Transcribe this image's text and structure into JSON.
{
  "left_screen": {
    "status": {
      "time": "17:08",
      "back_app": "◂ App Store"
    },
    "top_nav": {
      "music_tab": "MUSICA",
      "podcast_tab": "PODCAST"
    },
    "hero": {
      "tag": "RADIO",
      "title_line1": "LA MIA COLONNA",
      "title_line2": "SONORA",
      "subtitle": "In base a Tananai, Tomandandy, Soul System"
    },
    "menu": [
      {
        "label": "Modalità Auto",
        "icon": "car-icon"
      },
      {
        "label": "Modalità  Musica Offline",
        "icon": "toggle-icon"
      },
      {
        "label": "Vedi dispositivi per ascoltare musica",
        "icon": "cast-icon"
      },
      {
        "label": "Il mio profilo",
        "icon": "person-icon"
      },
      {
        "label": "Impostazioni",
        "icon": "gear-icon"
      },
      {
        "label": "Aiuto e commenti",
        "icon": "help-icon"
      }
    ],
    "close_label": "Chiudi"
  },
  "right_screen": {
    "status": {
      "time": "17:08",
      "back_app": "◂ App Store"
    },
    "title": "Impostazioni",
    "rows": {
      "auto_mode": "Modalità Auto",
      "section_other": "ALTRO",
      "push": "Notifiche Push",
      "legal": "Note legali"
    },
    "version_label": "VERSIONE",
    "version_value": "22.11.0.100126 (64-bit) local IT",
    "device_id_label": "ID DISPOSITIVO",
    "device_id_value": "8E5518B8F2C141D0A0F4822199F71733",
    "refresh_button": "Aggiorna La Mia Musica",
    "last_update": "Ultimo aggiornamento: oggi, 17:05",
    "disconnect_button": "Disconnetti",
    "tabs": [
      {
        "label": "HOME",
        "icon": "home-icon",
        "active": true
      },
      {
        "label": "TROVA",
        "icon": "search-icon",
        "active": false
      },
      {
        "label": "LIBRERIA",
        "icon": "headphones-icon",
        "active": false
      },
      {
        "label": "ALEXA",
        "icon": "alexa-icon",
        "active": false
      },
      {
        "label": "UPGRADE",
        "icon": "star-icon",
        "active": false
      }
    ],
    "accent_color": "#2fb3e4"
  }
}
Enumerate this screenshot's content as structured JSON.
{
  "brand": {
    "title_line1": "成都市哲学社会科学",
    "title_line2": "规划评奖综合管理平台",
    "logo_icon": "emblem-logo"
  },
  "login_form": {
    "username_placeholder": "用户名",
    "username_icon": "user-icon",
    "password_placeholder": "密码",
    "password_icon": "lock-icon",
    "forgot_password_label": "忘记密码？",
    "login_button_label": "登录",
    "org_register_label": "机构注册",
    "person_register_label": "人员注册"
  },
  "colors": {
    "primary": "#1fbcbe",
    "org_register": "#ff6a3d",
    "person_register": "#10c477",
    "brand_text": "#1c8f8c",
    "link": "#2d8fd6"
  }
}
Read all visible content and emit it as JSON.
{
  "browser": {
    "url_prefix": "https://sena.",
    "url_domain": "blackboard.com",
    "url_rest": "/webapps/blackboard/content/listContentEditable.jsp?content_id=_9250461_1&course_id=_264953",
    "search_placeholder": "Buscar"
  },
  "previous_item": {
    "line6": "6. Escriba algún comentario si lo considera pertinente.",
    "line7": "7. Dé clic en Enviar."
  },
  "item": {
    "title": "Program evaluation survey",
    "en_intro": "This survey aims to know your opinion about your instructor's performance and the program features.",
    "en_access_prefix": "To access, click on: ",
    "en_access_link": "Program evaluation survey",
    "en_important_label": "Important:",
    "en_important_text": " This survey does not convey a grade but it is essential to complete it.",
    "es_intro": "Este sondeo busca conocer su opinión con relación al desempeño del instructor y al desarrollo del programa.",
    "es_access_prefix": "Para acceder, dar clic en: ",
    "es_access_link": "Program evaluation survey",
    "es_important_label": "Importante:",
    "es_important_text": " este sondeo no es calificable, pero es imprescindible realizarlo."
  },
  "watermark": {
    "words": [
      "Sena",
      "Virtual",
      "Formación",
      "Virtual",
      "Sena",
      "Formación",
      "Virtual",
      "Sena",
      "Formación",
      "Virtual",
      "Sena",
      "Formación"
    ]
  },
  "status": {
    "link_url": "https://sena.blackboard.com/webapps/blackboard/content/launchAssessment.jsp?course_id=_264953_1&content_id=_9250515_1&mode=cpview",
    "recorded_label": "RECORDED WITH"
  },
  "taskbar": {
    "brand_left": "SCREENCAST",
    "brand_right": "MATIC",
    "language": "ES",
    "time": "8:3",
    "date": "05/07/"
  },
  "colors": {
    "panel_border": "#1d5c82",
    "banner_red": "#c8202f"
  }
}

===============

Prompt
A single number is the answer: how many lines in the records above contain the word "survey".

Response area
5